Copy out each line below in which the string "navigator" appears.

= = = = = = =

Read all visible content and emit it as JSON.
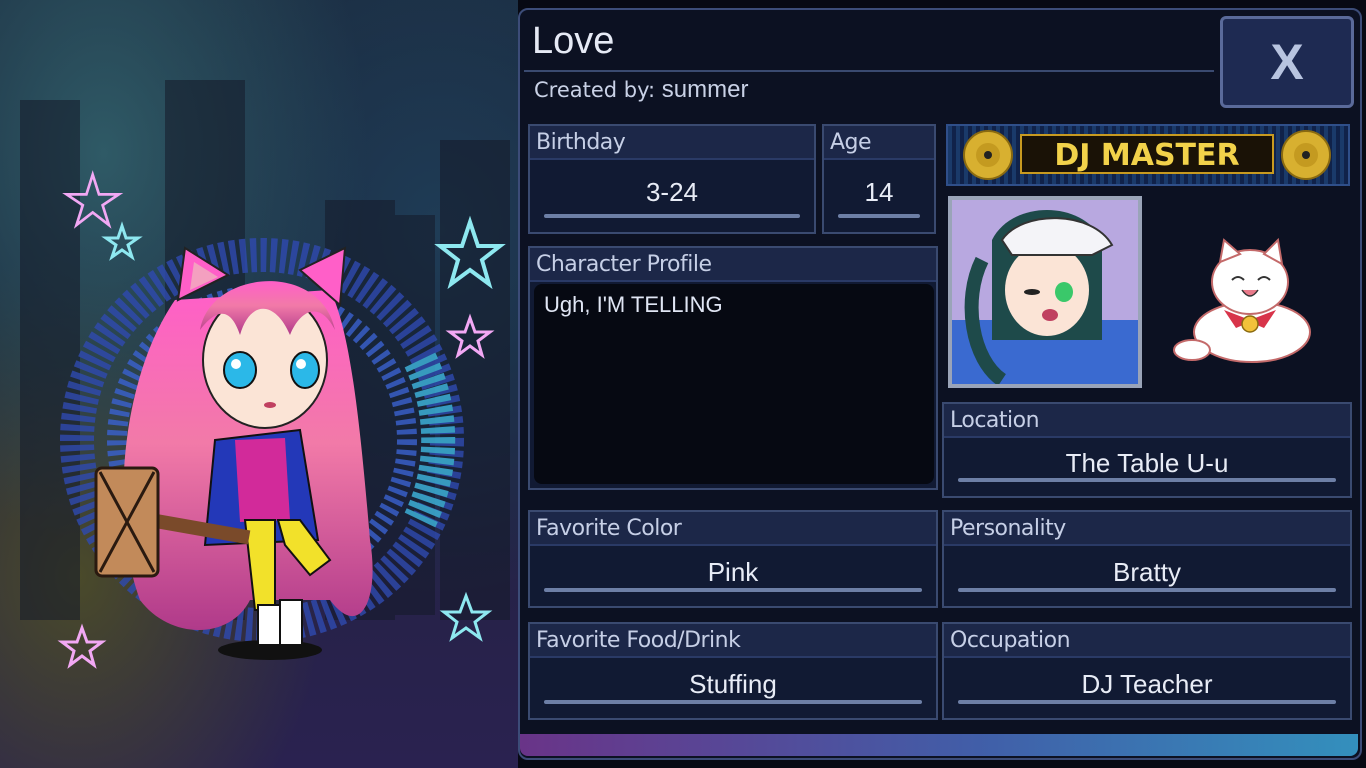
{
  "character": {
    "name": "Love",
    "created_by_label": "Created by:",
    "created_by_value": "summer"
  },
  "close_label": "X",
  "fields": {
    "birthday": {
      "label": "Birthday",
      "value": "3-24"
    },
    "age": {
      "label": "Age",
      "value": "14"
    },
    "profile": {
      "label": "Character Profile",
      "value": "Ugh, I'M TELLING"
    },
    "location": {
      "label": "Location",
      "value": "The Table U-u"
    },
    "favorite_color": {
      "label": "Favorite Color",
      "value": "Pink"
    },
    "personality": {
      "label": "Personality",
      "value": "Bratty"
    },
    "favorite_food": {
      "label": "Favorite Food/Drink",
      "value": "Stuffing"
    },
    "occupation": {
      "label": "Occupation",
      "value": "DJ Teacher"
    }
  },
  "badge": {
    "text": "DJ MASTER"
  },
  "colors": {
    "panel_bg": "#0c1122",
    "label_bg": "#1c2748",
    "border": "#3a4a70",
    "badge_gold": "#e8c23a",
    "hair_pink": "#f06ac0"
  },
  "icons": [
    "close-icon",
    "vinyl-record-icon",
    "cat-mascot-icon",
    "star-icon"
  ]
}
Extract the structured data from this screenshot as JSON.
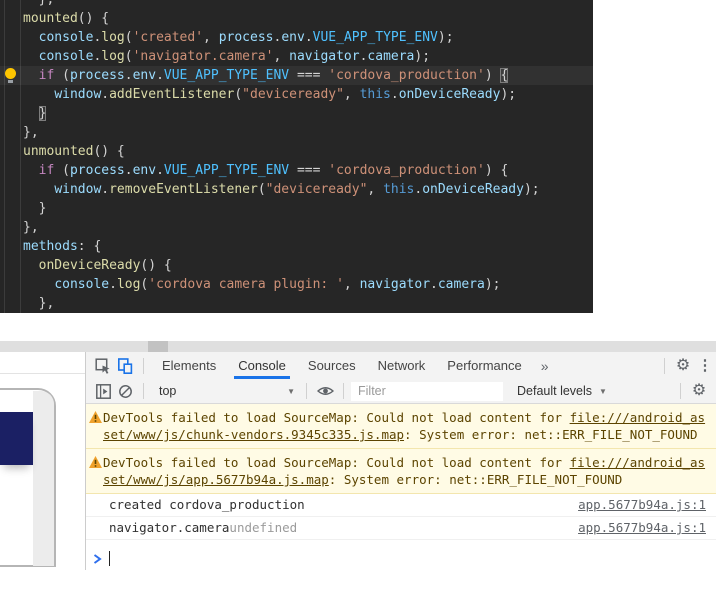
{
  "colors": {
    "editor_bg": "#262626",
    "accent": "#1a73e8",
    "warn_bg": "#fffbe5",
    "warn_text": "#5c4400",
    "tok_pun": "#d4d4d4",
    "tok_fn": "#dcdcaa",
    "tok_prop": "#9cdcfe",
    "tok_const": "#4fc1ff",
    "tok_str": "#ce9178",
    "tok_kw": "#c586c0",
    "tok_this": "#569cd6",
    "device_screen": "#1b2064"
  },
  "editor": {
    "current_line": 4,
    "lightbulb_line": 4,
    "lines": [
      [
        {
          "t": "  },",
          "c": "pun"
        }
      ],
      [
        {
          "t": "mounted",
          "c": "fn"
        },
        {
          "t": "() {",
          "c": "pun"
        }
      ],
      [
        {
          "t": "  ",
          "c": "pun"
        },
        {
          "t": "console",
          "c": "prop"
        },
        {
          "t": ".",
          "c": "pun"
        },
        {
          "t": "log",
          "c": "fn"
        },
        {
          "t": "(",
          "c": "pun"
        },
        {
          "t": "'created'",
          "c": "str"
        },
        {
          "t": ", ",
          "c": "pun"
        },
        {
          "t": "process",
          "c": "prop"
        },
        {
          "t": ".",
          "c": "pun"
        },
        {
          "t": "env",
          "c": "prop"
        },
        {
          "t": ".",
          "c": "pun"
        },
        {
          "t": "VUE_APP_TYPE_ENV",
          "c": "const"
        },
        {
          "t": ");",
          "c": "pun"
        }
      ],
      [
        {
          "t": "  ",
          "c": "pun"
        },
        {
          "t": "console",
          "c": "prop"
        },
        {
          "t": ".",
          "c": "pun"
        },
        {
          "t": "log",
          "c": "fn"
        },
        {
          "t": "(",
          "c": "pun"
        },
        {
          "t": "'navigator.camera'",
          "c": "str"
        },
        {
          "t": ", ",
          "c": "pun"
        },
        {
          "t": "navigator",
          "c": "prop"
        },
        {
          "t": ".",
          "c": "pun"
        },
        {
          "t": "camera",
          "c": "prop"
        },
        {
          "t": ");",
          "c": "pun"
        }
      ],
      [
        {
          "t": "  ",
          "c": "pun"
        },
        {
          "t": "if",
          "c": "kw"
        },
        {
          "t": " (",
          "c": "pun"
        },
        {
          "t": "process",
          "c": "prop"
        },
        {
          "t": ".",
          "c": "pun"
        },
        {
          "t": "env",
          "c": "prop"
        },
        {
          "t": ".",
          "c": "pun"
        },
        {
          "t": "VUE_APP_TYPE_ENV",
          "c": "const"
        },
        {
          "t": " === ",
          "c": "pun"
        },
        {
          "t": "'cordova_production'",
          "c": "str"
        },
        {
          "t": ") ",
          "c": "pun"
        },
        {
          "t": "{",
          "c": "pun",
          "boxed": true
        }
      ],
      [
        {
          "t": "    ",
          "c": "pun"
        },
        {
          "t": "window",
          "c": "prop"
        },
        {
          "t": ".",
          "c": "pun"
        },
        {
          "t": "addEventListener",
          "c": "fn"
        },
        {
          "t": "(",
          "c": "pun"
        },
        {
          "t": "\"deviceready\"",
          "c": "str"
        },
        {
          "t": ", ",
          "c": "pun"
        },
        {
          "t": "this",
          "c": "this"
        },
        {
          "t": ".",
          "c": "pun"
        },
        {
          "t": "onDeviceReady",
          "c": "prop"
        },
        {
          "t": ");",
          "c": "pun"
        }
      ],
      [
        {
          "t": "  ",
          "c": "pun"
        },
        {
          "t": "}",
          "c": "pun",
          "boxed": true
        }
      ],
      [
        {
          "t": "},",
          "c": "pun"
        }
      ],
      [
        {
          "t": "unmounted",
          "c": "fn"
        },
        {
          "t": "() {",
          "c": "pun"
        }
      ],
      [
        {
          "t": "  ",
          "c": "pun"
        },
        {
          "t": "if",
          "c": "kw"
        },
        {
          "t": " (",
          "c": "pun"
        },
        {
          "t": "process",
          "c": "prop"
        },
        {
          "t": ".",
          "c": "pun"
        },
        {
          "t": "env",
          "c": "prop"
        },
        {
          "t": ".",
          "c": "pun"
        },
        {
          "t": "VUE_APP_TYPE_ENV",
          "c": "const"
        },
        {
          "t": " === ",
          "c": "pun"
        },
        {
          "t": "'cordova_production'",
          "c": "str"
        },
        {
          "t": ") {",
          "c": "pun"
        }
      ],
      [
        {
          "t": "    ",
          "c": "pun"
        },
        {
          "t": "window",
          "c": "prop"
        },
        {
          "t": ".",
          "c": "pun"
        },
        {
          "t": "removeEventListener",
          "c": "fn"
        },
        {
          "t": "(",
          "c": "pun"
        },
        {
          "t": "\"deviceready\"",
          "c": "str"
        },
        {
          "t": ", ",
          "c": "pun"
        },
        {
          "t": "this",
          "c": "this"
        },
        {
          "t": ".",
          "c": "pun"
        },
        {
          "t": "onDeviceReady",
          "c": "prop"
        },
        {
          "t": ");",
          "c": "pun"
        }
      ],
      [
        {
          "t": "  }",
          "c": "pun"
        }
      ],
      [
        {
          "t": "},",
          "c": "pun"
        }
      ],
      [
        {
          "t": "methods",
          "c": "prop"
        },
        {
          "t": ": {",
          "c": "pun"
        }
      ],
      [
        {
          "t": "  ",
          "c": "pun"
        },
        {
          "t": "onDeviceReady",
          "c": "fn"
        },
        {
          "t": "() {",
          "c": "pun"
        }
      ],
      [
        {
          "t": "    ",
          "c": "pun"
        },
        {
          "t": "console",
          "c": "prop"
        },
        {
          "t": ".",
          "c": "pun"
        },
        {
          "t": "log",
          "c": "fn"
        },
        {
          "t": "(",
          "c": "pun"
        },
        {
          "t": "'cordova camera plugin: '",
          "c": "str"
        },
        {
          "t": ", ",
          "c": "pun"
        },
        {
          "t": "navigator",
          "c": "prop"
        },
        {
          "t": ".",
          "c": "pun"
        },
        {
          "t": "camera",
          "c": "prop"
        },
        {
          "t": ");",
          "c": "pun"
        }
      ],
      [
        {
          "t": "  },",
          "c": "pun"
        }
      ]
    ]
  },
  "devtools": {
    "tabs": {
      "items": [
        "Elements",
        "Console",
        "Sources",
        "Network",
        "Performance"
      ],
      "active": "Console"
    },
    "toolbar": {
      "context_label": "top",
      "filter_placeholder": "Filter",
      "levels_label": "Default levels"
    },
    "console": {
      "warnings": [
        {
          "text_before": "DevTools failed to load SourceMap: Could not load content for ",
          "link": "file:///android_asset/www/js/chunk-vendors.9345c335.js.map",
          "text_after": ": System error: net::ERR_FILE_NOT_FOUND"
        },
        {
          "text_before": "DevTools failed to load SourceMap: Could not load content for ",
          "link": "file:///android_asset/www/js/app.5677b94a.js.map",
          "text_after": ": System error: net::ERR_FILE_NOT_FOUND"
        }
      ],
      "logs": [
        {
          "parts": [
            {
              "t": "created cordova_production"
            }
          ],
          "source": "app.5677b94a.js:1"
        },
        {
          "parts": [
            {
              "t": "navigator.camera "
            },
            {
              "t": "undefined",
              "muted": true
            }
          ],
          "source": "app.5677b94a.js:1"
        }
      ]
    }
  },
  "icons": {
    "inspect": "inspect-cursor",
    "device_toolbar": "device-phone-tablet",
    "more_tabs": "»",
    "settings_gear": "⚙",
    "menu_dots": "⋮",
    "sidebar_toggle": "panel-right-triangle",
    "clear_console": "circle-slash",
    "eye": "live-expression-eye",
    "dropdown_arrow": "▼",
    "warning": "⚠",
    "prompt_chevron": ">",
    "lightbulb": "quick-fix-bulb"
  }
}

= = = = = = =

- [ANSWER BOX]:
          "t": "'navigator.camera'",
          "t": "navigator",
          "t": "navigator",
              "t": "navigator.camera "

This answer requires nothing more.